07/31/2011. The introduction of gun turrets on a large scale in combat aircraft brought with it the need to provide adequate air-to-air gunnery training and practice. When the US entered WW II, no specialized gunnery schools existed (by 1944 there were seven) and contracts had been placed by the Army for only two prototypes of a specialized trainer which was to become the first specifically produced for use in these schools. These two prototypes were nicknamed Yankee Doodle
The first of these prototypes, the Fairchild Model 77 XAT-13 Coordinator (s/n 41-19500) which flew for the first time on July 19, 1942, was designed as a bomber crew trainer, with provision for training all members of a medium bomber crew. It carried a flexibly-mounted nose gun and a second 0.30 in (7.62 mm) gun in a dorsal power turret, and had a small fuselage bomb-bay. Training stations could be provided for a bombardier, navigator, gunner and radio operator, as well as a pilot and instructor.

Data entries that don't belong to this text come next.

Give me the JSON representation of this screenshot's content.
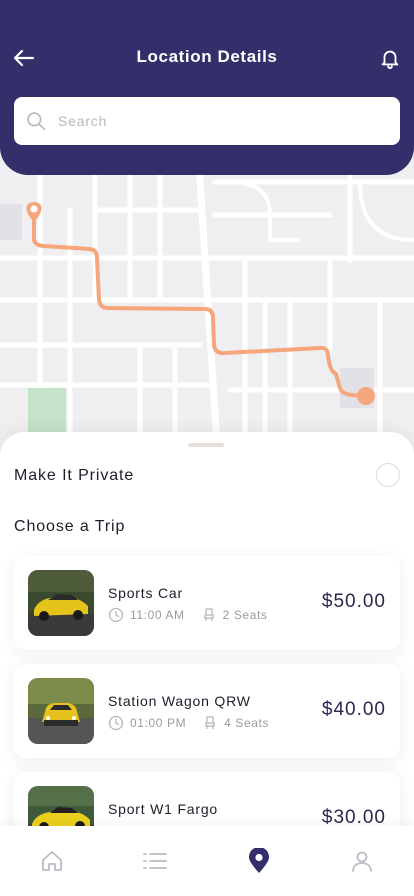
{
  "header": {
    "title": "Location Details",
    "back_icon": "arrow-left-icon",
    "notification_icon": "bell-icon",
    "background_color": "#332f6b"
  },
  "search": {
    "placeholder": "Search",
    "value": ""
  },
  "map": {
    "route_color": "#f5a67a",
    "park_color": "#c5e3c8"
  },
  "sheet": {
    "private_label": "Make It Private",
    "private_enabled": false,
    "choose_label": "Choose a Trip"
  },
  "trips": [
    {
      "name": "Sports Car",
      "time": "11:00 AM",
      "seats": "2 Seats",
      "price": "$50.00"
    },
    {
      "name": "Station Wagon QRW",
      "time": "01:00 PM",
      "seats": "4 Seats",
      "price": "$40.00"
    },
    {
      "name": "Sport W1 Fargo",
      "time": "",
      "seats": "",
      "price": "$30.00"
    }
  ],
  "bottom_nav": {
    "items": [
      {
        "icon": "home-icon",
        "active": false
      },
      {
        "icon": "list-icon",
        "active": false
      },
      {
        "icon": "location-pin-icon",
        "active": true
      },
      {
        "icon": "profile-icon",
        "active": false
      }
    ],
    "active_color": "#332f6b",
    "inactive_color": "#bcbcc4"
  }
}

Powered by 600 hp Pratt & Whitney R-1340-AN-1 Wasp radial engines, the XAT-13 featured Duramold plastic-bonded plywood in its construction. The similar Beech Model 77R XAT-14 (s/n 41-19503) was flown for the first time on November 25, 1942, powered by 520 hp Ranger V-770-6 twelve-cylinder air-cooled inverted V-engines. It was later converted into the XAT-14A bombardier trainer with nose-gun and turret removed, pictured above and in photo 4955 and 4956.
In 1942, the same basic type was ordered into production as a gunnery trainer, with a two-gun dorsal turret and a single nose gun, and no bomb-bay. In this guise it was designated by Fairchild as the Model 80 and by the USAAF as AT-21 Gunner; it was powered by 520 hp Ranger V-770-11 or
By the time production ended in October 1944, The Fairchild Engine & Airplane Corporation had built one AT-21-FA (s/n 42-11679) at Hagerstown, Maryland and 105 AT-21-FB (s/n 42-11680 to 42-11753, 41-76615 to
42-76645) at Burlington, North Carolina.
Two additional production lines were laid down in 1942 to meet the then urgent demand for a trainer of this type. Bellanca Aircraft Corporation, built 39 AT-21-BL (s/n 42-48052 to 42-48090) at New Castle, Delaware, and McDonnell built a further 30 at their St. Louis, Missouri plant. Projected production on a much larger scale was cancelled.
AT-21s served at several of the specialized gunnery schools but were eventually replaced by training versions of the operational aircraft on which the gunners were to serve. Many of the AT-21s were then relegated to target-tow duties.